An oak tree in the southeastern city of Kalmar that is believed to be well over 1,000 years old and is often claimed to be Sweden's oldest tree, has been showing limited signs of life in recent years. Local officials now fear that its days are numbered.
The tree is believed to be the oldest in all of Sweden and has become a significant tourist attraction. Called both Kvilleken and Rumskullaeken by locals, the oak tree has been displaying signs of deteriorating health for years to the point where last year just one lone branch grew green leaves.
“If it blooms again this year, it will probably happen sometime during the second half of May,” Jerry Svensson, a member of Kalmar’s county administrative board, told local newspaper Vimmerby Tidning.
But even if the tree does sprout a few green leaves again this year, Svensson and his colleagues are afraid that the writing is on the wall.
“Of course it is very sad, but we have no more tricks up our sleeves. Now the oak tree should just be allowed to live the rest of its life in peace for as long as it can,” he said.
Speaking to national broadcaster SVT, Svensson said the tree’s fate is sealed.
“The oak is going to die but I can’t say if it will be this year or in a later year,” he said.

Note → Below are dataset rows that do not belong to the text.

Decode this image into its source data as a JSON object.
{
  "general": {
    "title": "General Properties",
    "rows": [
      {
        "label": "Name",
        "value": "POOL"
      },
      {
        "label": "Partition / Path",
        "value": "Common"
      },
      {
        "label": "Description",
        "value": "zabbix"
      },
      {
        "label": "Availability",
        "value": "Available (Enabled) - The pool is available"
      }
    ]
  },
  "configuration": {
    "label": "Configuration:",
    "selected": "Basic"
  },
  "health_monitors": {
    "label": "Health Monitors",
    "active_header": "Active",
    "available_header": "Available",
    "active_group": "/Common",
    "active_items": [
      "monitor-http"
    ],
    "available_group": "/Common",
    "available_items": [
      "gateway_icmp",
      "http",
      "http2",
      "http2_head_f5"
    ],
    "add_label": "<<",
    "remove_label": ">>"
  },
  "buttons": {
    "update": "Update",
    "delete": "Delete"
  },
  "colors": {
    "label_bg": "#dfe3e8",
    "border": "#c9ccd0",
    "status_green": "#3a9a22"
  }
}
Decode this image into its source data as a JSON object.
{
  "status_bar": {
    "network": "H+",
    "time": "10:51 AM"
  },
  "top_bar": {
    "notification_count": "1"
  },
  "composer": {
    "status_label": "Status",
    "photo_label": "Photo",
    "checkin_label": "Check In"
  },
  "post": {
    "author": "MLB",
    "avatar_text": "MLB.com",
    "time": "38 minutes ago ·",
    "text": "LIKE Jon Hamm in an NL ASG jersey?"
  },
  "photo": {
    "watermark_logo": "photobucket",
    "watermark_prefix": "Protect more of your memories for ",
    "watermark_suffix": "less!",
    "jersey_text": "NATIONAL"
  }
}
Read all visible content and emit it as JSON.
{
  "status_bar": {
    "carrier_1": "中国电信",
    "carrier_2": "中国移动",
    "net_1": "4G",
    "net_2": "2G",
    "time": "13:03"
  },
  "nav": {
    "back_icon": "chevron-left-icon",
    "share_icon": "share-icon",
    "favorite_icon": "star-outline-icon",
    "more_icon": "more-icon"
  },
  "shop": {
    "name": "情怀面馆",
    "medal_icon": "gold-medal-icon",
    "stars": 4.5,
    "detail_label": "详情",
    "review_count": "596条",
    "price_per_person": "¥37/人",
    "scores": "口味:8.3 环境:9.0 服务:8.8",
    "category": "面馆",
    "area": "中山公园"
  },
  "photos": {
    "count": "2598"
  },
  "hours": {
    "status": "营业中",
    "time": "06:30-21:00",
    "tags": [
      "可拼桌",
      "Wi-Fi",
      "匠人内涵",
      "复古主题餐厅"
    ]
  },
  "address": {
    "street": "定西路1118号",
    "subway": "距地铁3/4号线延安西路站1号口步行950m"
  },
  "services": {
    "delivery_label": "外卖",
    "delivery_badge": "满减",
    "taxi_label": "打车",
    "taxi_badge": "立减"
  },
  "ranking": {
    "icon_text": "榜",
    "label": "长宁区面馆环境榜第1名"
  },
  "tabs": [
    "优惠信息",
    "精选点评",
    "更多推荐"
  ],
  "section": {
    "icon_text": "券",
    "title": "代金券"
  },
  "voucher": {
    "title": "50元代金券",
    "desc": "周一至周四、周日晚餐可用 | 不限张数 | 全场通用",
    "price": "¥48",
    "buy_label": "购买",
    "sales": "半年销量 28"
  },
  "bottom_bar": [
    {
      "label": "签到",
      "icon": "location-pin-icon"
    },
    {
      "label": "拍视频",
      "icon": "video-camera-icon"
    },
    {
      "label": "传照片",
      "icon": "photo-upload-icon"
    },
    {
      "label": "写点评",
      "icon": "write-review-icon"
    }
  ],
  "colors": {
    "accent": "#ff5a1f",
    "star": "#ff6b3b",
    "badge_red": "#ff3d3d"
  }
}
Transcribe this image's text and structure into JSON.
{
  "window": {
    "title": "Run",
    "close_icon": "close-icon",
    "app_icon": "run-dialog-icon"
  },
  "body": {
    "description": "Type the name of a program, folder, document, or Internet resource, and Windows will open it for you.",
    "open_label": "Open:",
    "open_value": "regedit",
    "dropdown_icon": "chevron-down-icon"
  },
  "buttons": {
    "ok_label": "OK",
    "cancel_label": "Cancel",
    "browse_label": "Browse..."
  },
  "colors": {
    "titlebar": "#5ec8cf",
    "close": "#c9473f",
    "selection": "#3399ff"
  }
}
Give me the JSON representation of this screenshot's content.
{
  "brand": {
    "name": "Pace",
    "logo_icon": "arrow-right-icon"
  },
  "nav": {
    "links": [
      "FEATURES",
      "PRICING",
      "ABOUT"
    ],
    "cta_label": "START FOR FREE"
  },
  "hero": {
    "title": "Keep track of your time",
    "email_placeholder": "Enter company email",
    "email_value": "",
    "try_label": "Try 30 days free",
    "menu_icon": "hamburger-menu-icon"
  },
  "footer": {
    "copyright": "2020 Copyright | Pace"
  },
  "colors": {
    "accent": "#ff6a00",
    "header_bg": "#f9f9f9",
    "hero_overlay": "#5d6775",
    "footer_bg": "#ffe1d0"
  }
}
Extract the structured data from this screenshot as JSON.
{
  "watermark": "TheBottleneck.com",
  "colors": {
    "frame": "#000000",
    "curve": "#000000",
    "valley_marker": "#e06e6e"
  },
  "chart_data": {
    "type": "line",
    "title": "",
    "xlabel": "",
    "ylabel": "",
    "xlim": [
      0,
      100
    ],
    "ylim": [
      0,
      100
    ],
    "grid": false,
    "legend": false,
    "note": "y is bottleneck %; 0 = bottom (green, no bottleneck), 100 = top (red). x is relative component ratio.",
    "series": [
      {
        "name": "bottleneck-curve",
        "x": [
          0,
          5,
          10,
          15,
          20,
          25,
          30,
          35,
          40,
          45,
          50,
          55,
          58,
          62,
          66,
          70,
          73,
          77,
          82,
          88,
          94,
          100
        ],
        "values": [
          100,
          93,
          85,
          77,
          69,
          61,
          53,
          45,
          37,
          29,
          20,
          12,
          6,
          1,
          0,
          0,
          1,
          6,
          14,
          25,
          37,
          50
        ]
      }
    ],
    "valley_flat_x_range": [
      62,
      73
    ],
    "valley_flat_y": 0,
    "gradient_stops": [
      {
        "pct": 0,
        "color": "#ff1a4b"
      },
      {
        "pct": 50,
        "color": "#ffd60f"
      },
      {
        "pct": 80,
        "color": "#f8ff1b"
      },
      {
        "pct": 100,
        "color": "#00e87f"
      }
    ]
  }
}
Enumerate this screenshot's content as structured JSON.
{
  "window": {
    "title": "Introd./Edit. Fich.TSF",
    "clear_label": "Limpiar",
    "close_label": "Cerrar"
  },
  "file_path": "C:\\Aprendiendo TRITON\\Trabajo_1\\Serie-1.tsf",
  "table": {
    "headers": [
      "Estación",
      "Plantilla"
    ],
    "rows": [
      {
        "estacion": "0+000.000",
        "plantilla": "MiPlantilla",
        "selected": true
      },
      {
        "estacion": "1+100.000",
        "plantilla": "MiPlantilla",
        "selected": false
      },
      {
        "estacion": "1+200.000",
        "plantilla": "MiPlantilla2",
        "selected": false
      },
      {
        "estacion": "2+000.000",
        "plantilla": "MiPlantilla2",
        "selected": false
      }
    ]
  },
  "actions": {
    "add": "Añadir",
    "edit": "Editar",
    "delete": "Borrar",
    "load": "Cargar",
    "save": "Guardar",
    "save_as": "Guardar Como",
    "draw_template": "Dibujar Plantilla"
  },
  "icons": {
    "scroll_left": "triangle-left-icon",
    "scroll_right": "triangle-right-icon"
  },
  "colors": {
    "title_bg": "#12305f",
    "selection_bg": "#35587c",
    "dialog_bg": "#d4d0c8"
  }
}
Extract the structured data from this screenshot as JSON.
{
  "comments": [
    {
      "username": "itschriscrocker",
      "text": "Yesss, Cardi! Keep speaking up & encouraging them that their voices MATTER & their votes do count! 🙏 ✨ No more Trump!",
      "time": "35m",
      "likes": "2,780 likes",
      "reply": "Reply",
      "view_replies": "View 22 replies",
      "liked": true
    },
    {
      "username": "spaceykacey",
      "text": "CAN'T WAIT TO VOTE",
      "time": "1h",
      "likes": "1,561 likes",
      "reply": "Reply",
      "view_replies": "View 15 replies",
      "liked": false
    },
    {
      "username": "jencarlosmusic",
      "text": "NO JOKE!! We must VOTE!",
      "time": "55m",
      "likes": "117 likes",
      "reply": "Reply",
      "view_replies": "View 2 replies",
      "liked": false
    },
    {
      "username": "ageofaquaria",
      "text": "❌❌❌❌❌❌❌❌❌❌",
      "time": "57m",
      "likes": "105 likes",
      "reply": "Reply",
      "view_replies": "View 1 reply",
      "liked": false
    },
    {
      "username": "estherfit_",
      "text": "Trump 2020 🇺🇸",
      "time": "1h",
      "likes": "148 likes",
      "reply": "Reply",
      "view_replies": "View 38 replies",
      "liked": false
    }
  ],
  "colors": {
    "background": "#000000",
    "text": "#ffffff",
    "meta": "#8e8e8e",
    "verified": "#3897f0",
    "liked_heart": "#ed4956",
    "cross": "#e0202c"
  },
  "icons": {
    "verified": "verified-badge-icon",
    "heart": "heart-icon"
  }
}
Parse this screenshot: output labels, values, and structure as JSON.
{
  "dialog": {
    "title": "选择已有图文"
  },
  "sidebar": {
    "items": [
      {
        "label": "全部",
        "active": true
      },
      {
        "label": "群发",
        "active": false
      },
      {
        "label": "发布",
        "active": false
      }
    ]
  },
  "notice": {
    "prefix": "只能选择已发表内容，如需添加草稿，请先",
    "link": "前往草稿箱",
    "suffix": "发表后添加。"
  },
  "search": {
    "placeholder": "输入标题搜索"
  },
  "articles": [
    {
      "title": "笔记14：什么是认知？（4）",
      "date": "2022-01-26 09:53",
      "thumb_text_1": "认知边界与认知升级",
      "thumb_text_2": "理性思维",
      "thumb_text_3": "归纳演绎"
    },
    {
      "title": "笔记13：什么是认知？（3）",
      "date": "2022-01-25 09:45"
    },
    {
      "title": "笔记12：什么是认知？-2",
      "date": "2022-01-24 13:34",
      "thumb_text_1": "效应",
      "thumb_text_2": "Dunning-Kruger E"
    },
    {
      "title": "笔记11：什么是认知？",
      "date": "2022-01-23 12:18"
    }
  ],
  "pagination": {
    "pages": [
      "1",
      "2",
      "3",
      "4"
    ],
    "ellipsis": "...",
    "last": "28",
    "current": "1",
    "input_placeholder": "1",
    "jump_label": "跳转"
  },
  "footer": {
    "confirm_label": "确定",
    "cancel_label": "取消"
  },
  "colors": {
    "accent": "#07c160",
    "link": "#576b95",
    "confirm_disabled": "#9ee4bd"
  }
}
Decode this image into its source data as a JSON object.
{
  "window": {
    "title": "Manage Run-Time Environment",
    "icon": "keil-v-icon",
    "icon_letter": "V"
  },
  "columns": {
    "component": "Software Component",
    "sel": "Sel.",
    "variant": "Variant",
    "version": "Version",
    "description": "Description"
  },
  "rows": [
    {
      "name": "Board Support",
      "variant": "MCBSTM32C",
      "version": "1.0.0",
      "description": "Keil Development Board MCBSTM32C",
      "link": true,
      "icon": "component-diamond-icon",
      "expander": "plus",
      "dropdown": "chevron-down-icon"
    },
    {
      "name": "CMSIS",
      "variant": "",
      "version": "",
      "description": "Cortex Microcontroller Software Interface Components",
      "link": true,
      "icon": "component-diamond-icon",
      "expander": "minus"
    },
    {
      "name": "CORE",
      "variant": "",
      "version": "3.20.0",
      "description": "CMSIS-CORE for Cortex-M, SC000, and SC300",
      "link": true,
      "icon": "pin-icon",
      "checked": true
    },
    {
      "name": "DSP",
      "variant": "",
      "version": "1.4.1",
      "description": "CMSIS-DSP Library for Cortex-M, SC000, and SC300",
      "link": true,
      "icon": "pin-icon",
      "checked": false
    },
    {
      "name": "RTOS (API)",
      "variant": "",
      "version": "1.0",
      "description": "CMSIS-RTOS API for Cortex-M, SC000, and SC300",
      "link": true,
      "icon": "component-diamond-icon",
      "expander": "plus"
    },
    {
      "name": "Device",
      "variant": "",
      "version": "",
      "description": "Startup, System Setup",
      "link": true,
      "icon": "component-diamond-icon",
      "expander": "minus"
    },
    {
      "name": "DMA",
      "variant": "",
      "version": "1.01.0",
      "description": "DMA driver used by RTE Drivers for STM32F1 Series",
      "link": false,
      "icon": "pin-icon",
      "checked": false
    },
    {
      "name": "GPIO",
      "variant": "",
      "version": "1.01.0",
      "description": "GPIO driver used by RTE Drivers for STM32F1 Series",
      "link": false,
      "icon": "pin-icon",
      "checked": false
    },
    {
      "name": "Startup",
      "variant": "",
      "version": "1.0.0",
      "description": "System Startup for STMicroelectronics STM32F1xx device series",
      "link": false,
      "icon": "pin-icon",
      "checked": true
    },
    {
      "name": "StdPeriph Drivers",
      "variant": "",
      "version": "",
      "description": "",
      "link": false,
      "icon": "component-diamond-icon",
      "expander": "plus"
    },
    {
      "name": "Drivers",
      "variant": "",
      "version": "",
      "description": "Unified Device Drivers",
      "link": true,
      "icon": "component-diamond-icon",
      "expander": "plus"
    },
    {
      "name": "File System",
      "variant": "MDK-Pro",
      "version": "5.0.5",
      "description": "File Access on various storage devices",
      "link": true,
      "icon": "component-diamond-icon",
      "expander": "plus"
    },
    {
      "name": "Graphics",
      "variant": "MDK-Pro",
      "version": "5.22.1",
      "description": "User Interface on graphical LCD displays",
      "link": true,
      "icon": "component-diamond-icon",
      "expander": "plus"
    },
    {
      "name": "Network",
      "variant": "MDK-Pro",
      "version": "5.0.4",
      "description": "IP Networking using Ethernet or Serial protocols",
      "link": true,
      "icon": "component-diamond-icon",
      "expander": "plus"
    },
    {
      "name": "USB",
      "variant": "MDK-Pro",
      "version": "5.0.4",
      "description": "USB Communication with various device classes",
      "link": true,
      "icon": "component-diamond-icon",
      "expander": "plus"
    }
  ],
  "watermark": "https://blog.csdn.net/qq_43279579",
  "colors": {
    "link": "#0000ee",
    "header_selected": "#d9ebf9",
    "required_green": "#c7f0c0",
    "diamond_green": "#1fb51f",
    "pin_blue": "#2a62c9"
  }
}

The historic tree’s health has been deteriorating for years, a process that was probably hastened in 2005 when an iron ring that was placed around the tree in the 1960s was cut off. A replacement band is believed to have been put back on too tightly, leading to the tree slowly strangling itself. In its weakened state, it was subsequently hit by both a caterpillar infestation that drained it of nutrients and a fungal disease.
While locals claim that Kvilleken is Sweden’s oldest tree, tourism officials in the western county of Dalarna beg to differ. They say that a Norway Spruce there known as Old Tjikko is not only Sweden’s oldest tree, but the oldest in the world. This claim, however, depends on how exactly one defines a tree.
While Old Tjikko’s root system is estimated to be well over 9,500 years old, it has regenerated new trunks and branches countless times over the centuries, while Kvilleken’s body has been the same for over a millennium. While the oak tree’s exact age is unknown, tests carried out in the 1930s established that it was around 950 years old back then, making it well over 1,000 years old today.